CLEVELAND — With fewer people on the streets during the COVID-19 pandemic, most cities across the U.S. saw decreases in violent crime during the first month.
Here in Northeast Ohio, though, the Memorial Day holiday brought the perfect storm.
It was the first nice weather weekend following the state of Ohio's reopening, bringing people out of their homes. We’re at the end on the month when government checks have run out, and the state is facing an economic downturn that's left more than a million people in Ohio unemployed.
There were nine shootings and three stabbings in Cleveland from Sunday to Monday evening. Three shootings were reported in Lorain over the weekend.
And in Akron, there were four on Thursday alone.
Justin Herdman, U.S. Attorney from the Northern District of Ohio says, “It's an alarming trend and it does seem to coincide with the fact that you have people who are out of work, you've got kids who are home from school, you've got nowhere, generally speaking, for people to be able to entertain themselves.”
According to FBI statistics, historically there's been little correlation between unemployment and violent crime rates.

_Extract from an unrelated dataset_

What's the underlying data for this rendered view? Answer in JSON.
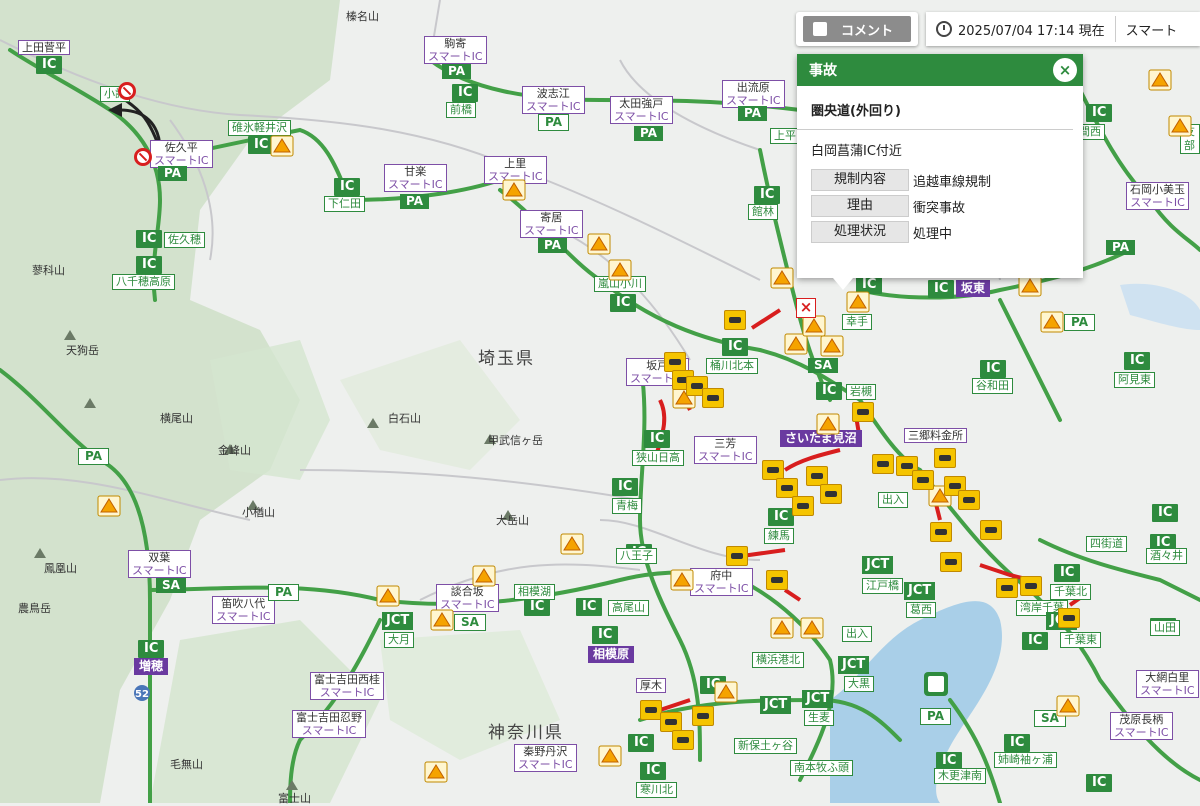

But Herdman says this situation is different. “I don't think that we have any precedent for the kind of economic downturn that we've seen over the past couple months where the stop in economic activity has been so abrupt and has been caused by a Pandemic with a complete shutdown of activity,” he explains.
Burglaries also typically decrease during times like these, because no one really has anything to steal, nor are there many people to buy the stolen goods. Add in the fact that with so many out of work, most people are at home. And thieves are just like us, they’re scared of the virus and have avoided going into stranger’s homes.
But there's something else at play here.
Burglaries of firearms dealers are up, as is the actual volume of firearms that are being stolen during those burglaries.
Another issue is that recreation centers and community services for at-risk kids have been closed.
Allen Smith, Chief Programs Officer of the Boys & Girls Clubs of Cleveland says, “When young people are out of school, the Boys & Girls Clubs fills the void for a lot of those young people by providing them with constructive things to do. And then also positive role models who are there to help them make good decisions. Anytime that is disrupted, it creates an opportunity for additional challenges to occur.”
They've tried to fill the gap with virtual events, but it's not the same. 14-year-old Daveion Sims, who frequented his local rec center says, "Without anything to do people get bored and get sidetracked."
The good news is most Cleveland recreation centers open in July and nine local Boys & Girls Clubs are re-opening June 15th.
Cleveland is also getting federal money for 30 police officers as part of a Violent Crime Taskforce, and more investigators for the State Patrol.